How to Maneuver: Shape-shifting texts and other publishing tactics | 2020

“Every thirty to forty minutes a farmer commits suicide in India. This installation looks at farmers’ distress and agrarian crisis in Punjab as a running commentary of the current time. The ‘fountain ink’ in the pesticide spray machine sprays ink over reports/ articles/ statistical data associated with the agrarian crisis. Those pleas and policies are still waiting to be heard in the parliament, like a field of reports or investigations waiting to be harvested. Researching at the primary level with the help of a local surveyor, we witnessed that the rate of this crisis is alarming. Some of them had lost all hope, some had rescued themselves, some had taken odd jobs for survival, and others were just waiting for natural deaths. These conversations are important to us, and we are very sensitive to respect this valuable insight into the final outcome of our exhibition. The pulsating spraying of the field of reports develops throughout the duration of the exhibition, representing and narrating the farmers’ ongoing battle of survival against invisible policies and tangible issues.”

Title: Aftermath — Swaminathan Commission Report — Serving and Saving Farming, Reports 1,2,3,4,5 + articles + reports on agrarian crisis
Medium: Inkjet print on paper with pesticide spray machine and wooden boards — 3-sec spray after every 30 mins
Size: 183 × 305 × 183 cm 
Year: 2020

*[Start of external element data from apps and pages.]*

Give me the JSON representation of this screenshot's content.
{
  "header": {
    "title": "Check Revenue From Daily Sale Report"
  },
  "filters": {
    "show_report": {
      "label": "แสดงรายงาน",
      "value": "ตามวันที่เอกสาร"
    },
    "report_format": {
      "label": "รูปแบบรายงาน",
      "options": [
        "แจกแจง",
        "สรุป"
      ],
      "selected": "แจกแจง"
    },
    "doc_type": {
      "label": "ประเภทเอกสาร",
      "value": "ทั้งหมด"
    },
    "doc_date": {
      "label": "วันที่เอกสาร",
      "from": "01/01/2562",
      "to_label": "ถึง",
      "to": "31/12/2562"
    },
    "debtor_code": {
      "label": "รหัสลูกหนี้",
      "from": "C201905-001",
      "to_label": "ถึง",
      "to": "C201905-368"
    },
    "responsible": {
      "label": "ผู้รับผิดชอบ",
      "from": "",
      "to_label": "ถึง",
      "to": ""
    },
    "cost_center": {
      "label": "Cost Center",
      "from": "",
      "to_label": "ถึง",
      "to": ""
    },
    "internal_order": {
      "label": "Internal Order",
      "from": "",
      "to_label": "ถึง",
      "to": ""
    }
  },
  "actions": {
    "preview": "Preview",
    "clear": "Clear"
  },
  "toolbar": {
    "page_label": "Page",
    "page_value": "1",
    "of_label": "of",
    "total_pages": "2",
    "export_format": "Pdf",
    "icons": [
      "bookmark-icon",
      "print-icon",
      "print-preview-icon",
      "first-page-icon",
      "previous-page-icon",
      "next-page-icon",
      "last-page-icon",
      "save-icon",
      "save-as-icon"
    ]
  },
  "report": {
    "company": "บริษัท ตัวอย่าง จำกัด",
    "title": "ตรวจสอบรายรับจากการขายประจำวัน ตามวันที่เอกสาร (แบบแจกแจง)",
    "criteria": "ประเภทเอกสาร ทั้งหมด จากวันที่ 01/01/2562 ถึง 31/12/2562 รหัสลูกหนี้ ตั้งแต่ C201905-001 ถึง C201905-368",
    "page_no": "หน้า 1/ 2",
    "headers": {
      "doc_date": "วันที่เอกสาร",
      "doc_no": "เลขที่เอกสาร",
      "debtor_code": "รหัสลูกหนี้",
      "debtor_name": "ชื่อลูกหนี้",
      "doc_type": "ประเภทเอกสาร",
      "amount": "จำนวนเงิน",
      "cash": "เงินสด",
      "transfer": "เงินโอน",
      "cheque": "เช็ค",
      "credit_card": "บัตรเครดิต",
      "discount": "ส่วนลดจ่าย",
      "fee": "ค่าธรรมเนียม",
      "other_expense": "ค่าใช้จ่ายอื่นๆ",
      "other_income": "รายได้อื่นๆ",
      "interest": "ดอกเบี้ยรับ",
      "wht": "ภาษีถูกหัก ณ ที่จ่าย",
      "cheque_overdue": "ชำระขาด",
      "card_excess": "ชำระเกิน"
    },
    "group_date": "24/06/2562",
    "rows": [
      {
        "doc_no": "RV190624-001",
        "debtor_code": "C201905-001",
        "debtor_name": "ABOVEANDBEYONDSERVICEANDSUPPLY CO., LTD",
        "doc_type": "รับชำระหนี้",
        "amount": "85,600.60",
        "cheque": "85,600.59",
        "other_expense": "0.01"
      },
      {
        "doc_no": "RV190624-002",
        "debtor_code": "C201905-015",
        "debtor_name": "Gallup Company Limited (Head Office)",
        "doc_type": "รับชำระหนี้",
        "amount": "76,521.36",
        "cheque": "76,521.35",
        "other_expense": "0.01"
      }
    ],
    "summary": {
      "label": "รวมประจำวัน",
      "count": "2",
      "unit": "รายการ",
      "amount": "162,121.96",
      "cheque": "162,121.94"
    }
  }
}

Curatorial Note by Kayfa ta / Maha Maamoun and Ala Younis:-
Publishing is the act of making public. It is not restricted to specific producers, languages of production, sanctified routes of distribution, and privileged readers. However, this is not publishing as we have come to know it. The Arab World is home to a growing number of book fairs and art book fairs. These two types of public platforms run parallel to each other, representing different, if not opposing, economies of cultural capital, systems of representation of subjects and subjectivities, as well as strategies for encountering and conversing with an audience. This exhibition emerged out of a need to question the boundaries separating Publishing from independent publishing, or mainstream from alternative cultural production. The space that separates these different regimes of authorship, publishing, and readership, is also space where these differences can be maneuvered — where limits are creatively questioned and hardened practices lured to speak in different tongues. This is the space that this exhibition inhabits. How to maneuver follows the footsteps of a selection of artistic and publishing practices, and the spaces they seek to create. The works presented to share a rich variety of historical and contemporary reflections on the languages and formats marginalized in the dominant publishing industry — the snubbed genres, the outlawed subjects, the troubling subjectivities, the excessive, the minimal, the unprofitable, and the unfathomable. Through the exhibition, its artworks, publications, and structural interventions, we get a glimpse of some of the cultural spaces and agencies reclaimed through independent artistic and publishing practices.–